* Directions *
Your answer should repeat every line of the records below in which the word "Errors" appears.
-*-*-
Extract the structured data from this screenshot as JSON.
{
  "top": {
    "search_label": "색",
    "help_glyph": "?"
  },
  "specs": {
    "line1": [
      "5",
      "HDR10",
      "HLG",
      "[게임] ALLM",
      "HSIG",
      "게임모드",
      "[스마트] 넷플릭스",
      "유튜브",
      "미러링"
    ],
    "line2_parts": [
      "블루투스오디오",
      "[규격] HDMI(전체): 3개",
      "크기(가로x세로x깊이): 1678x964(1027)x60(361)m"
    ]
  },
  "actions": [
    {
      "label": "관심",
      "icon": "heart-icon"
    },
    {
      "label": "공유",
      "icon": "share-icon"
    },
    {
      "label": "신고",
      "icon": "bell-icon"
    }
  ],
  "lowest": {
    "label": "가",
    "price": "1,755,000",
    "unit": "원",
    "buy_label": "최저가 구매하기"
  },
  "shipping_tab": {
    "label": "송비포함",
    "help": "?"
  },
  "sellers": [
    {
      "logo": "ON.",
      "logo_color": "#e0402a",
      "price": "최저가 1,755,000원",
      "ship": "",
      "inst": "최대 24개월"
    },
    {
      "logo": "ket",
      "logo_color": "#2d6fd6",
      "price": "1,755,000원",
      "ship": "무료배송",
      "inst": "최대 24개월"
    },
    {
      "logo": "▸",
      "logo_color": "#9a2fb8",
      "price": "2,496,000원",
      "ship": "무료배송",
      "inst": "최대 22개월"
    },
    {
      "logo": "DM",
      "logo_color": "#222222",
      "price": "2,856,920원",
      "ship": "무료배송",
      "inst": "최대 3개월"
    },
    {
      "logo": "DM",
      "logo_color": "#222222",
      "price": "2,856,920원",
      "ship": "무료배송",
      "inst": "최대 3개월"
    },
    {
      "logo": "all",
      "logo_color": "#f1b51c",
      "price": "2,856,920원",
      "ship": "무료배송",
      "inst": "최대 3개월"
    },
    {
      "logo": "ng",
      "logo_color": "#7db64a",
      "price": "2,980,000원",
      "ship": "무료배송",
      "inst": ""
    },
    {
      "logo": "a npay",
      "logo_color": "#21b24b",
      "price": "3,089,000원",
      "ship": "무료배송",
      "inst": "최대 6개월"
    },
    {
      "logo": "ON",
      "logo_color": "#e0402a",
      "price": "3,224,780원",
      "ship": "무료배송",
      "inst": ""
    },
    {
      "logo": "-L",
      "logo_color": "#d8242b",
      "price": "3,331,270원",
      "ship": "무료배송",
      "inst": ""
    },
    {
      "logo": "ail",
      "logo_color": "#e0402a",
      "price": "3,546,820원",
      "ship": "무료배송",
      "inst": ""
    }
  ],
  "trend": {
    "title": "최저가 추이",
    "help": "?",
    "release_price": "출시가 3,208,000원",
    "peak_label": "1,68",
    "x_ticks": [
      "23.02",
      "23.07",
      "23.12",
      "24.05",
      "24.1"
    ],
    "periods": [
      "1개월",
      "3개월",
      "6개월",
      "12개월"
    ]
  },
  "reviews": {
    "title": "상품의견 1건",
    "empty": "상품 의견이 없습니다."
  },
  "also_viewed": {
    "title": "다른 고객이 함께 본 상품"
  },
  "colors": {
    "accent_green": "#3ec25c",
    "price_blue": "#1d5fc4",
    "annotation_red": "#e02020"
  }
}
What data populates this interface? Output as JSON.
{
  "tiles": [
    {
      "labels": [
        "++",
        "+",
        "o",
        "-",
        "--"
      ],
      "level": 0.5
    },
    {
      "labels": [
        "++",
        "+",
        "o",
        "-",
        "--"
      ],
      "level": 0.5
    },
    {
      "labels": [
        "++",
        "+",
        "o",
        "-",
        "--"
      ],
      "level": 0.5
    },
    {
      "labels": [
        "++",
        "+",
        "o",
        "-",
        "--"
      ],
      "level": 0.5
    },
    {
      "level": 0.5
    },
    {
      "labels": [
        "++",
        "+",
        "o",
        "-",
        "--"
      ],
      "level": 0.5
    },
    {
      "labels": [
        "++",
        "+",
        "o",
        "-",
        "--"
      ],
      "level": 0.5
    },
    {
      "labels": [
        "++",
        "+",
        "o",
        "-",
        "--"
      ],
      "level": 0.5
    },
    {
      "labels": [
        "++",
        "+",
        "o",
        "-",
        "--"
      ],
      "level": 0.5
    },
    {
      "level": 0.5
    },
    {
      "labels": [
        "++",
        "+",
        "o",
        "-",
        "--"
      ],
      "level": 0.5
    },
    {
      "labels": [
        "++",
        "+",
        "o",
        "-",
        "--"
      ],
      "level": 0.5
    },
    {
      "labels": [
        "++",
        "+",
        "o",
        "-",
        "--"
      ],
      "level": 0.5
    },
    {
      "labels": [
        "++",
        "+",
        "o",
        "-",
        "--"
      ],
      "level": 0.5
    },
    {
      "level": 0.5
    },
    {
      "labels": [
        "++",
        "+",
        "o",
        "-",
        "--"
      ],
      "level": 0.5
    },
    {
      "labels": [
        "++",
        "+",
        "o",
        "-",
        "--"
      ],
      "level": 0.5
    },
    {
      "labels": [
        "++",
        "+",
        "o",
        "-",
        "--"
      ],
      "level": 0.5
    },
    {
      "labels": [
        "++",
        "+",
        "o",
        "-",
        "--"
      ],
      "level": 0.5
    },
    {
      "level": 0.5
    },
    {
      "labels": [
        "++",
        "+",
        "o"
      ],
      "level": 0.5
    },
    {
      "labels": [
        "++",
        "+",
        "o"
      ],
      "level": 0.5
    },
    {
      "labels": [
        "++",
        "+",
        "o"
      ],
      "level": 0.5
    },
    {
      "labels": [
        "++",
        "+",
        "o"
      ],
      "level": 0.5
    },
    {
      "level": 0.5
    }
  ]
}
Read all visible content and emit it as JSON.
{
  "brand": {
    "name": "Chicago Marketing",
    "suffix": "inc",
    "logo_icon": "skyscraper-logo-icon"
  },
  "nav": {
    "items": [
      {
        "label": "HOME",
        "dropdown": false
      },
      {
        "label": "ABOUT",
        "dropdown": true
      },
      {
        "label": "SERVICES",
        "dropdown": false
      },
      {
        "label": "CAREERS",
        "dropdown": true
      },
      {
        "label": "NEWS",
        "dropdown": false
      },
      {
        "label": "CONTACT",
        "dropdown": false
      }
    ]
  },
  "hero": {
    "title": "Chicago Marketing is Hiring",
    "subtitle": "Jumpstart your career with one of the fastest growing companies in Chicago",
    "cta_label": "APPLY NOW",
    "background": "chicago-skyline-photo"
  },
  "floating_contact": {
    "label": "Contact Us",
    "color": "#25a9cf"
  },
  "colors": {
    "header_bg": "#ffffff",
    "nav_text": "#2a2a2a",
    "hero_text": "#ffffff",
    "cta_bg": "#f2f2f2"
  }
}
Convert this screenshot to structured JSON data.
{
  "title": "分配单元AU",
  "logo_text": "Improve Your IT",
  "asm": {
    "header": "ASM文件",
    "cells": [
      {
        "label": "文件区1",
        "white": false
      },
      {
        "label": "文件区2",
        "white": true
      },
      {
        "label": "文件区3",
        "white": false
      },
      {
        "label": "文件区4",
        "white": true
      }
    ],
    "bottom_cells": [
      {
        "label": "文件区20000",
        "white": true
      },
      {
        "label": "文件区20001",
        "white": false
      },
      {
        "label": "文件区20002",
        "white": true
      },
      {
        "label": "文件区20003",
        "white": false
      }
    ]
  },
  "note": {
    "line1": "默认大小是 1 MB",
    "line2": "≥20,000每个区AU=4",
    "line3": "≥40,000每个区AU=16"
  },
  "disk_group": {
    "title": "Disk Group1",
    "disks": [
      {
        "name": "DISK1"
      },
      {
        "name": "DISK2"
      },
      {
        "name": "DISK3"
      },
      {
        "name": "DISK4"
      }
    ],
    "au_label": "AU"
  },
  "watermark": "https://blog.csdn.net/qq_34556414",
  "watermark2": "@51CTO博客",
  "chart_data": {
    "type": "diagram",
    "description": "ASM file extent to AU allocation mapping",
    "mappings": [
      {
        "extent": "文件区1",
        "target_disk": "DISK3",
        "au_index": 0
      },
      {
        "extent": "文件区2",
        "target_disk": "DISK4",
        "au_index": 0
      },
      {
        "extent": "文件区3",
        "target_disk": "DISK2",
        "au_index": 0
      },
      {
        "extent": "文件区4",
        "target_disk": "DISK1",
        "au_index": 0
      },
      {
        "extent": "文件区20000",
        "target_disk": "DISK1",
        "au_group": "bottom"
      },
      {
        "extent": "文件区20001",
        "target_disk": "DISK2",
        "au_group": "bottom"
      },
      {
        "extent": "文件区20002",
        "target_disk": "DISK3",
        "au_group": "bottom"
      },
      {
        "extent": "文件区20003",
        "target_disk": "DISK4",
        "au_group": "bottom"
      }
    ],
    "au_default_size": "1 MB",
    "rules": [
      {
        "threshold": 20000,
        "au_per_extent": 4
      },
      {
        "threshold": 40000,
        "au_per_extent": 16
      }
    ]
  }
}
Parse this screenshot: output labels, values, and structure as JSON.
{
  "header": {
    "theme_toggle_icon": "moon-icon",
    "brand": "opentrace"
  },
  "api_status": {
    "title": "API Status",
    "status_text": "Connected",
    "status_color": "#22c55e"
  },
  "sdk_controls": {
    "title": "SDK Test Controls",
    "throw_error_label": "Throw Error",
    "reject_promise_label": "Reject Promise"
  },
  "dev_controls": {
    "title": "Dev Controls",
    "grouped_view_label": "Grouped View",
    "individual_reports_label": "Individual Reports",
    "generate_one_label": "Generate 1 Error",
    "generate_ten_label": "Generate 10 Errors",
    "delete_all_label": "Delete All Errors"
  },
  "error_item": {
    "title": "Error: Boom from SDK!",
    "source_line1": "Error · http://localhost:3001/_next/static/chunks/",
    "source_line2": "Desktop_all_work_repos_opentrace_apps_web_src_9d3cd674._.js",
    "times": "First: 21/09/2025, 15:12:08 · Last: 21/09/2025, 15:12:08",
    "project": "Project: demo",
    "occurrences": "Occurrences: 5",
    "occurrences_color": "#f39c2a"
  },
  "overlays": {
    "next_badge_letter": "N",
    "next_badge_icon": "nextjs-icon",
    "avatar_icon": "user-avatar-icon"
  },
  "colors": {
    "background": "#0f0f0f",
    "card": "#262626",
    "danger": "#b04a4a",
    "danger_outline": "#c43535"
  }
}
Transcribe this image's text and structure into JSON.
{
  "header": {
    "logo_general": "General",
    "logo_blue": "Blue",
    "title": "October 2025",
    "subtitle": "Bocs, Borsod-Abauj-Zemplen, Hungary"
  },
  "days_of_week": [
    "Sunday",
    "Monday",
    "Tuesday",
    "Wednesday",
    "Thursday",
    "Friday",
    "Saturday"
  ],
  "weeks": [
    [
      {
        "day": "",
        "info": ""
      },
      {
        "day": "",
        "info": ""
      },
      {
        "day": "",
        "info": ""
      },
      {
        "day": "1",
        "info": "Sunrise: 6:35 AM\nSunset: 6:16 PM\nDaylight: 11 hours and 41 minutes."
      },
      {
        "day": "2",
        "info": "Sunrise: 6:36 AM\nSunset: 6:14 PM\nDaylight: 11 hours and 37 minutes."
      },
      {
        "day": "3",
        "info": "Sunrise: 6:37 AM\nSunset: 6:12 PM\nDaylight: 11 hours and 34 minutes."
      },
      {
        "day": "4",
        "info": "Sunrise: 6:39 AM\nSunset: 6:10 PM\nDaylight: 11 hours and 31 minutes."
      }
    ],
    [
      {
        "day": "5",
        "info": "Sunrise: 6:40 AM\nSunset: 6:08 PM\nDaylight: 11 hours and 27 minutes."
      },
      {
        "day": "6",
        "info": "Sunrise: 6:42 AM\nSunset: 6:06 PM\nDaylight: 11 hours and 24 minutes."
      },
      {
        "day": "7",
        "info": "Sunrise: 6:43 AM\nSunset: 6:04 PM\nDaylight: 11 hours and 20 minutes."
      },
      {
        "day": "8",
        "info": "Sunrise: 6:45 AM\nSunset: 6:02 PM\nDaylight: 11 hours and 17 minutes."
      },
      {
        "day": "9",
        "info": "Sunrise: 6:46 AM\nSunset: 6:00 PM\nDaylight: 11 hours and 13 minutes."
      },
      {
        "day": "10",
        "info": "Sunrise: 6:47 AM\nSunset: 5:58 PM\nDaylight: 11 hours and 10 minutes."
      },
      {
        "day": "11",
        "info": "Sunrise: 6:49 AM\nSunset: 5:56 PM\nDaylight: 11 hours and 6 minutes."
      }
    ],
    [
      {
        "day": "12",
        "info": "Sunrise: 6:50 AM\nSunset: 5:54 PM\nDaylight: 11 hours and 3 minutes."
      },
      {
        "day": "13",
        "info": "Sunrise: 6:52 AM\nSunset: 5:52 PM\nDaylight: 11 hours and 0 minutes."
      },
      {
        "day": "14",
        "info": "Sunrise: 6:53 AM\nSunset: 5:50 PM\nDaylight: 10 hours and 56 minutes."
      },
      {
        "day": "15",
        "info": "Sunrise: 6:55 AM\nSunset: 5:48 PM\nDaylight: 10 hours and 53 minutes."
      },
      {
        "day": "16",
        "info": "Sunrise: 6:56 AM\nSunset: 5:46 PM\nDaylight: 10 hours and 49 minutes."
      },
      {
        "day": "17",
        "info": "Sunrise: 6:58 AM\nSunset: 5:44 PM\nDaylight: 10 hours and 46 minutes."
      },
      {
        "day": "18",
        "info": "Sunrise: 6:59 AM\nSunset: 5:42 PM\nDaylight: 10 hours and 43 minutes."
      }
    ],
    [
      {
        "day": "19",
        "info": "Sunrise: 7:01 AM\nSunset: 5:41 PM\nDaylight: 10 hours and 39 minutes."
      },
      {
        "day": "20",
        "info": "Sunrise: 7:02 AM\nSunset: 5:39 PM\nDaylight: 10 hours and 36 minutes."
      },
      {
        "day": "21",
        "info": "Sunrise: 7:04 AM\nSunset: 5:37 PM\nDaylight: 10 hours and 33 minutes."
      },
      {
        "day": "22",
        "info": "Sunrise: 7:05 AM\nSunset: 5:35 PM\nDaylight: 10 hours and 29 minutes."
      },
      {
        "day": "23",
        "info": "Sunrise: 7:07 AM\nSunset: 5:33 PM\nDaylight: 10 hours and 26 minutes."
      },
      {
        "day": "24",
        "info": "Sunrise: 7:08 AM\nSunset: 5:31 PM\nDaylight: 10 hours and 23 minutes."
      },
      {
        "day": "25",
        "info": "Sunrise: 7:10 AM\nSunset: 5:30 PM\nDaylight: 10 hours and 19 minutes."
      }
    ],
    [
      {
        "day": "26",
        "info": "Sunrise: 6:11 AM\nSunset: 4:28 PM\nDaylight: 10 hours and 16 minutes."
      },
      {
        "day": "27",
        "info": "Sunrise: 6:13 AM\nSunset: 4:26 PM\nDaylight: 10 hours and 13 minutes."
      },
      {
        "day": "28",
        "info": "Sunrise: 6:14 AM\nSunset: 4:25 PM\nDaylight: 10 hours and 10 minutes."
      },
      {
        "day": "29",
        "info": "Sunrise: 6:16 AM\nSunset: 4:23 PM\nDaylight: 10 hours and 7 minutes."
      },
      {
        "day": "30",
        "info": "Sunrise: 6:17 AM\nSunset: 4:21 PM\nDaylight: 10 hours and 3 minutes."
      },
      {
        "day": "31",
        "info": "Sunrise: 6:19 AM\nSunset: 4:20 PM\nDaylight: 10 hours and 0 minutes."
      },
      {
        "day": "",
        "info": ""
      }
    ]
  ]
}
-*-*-
* Task result *
    "generate_ten_label": "Generate 10 Errors",
    "delete_all_label": "Delete All Errors"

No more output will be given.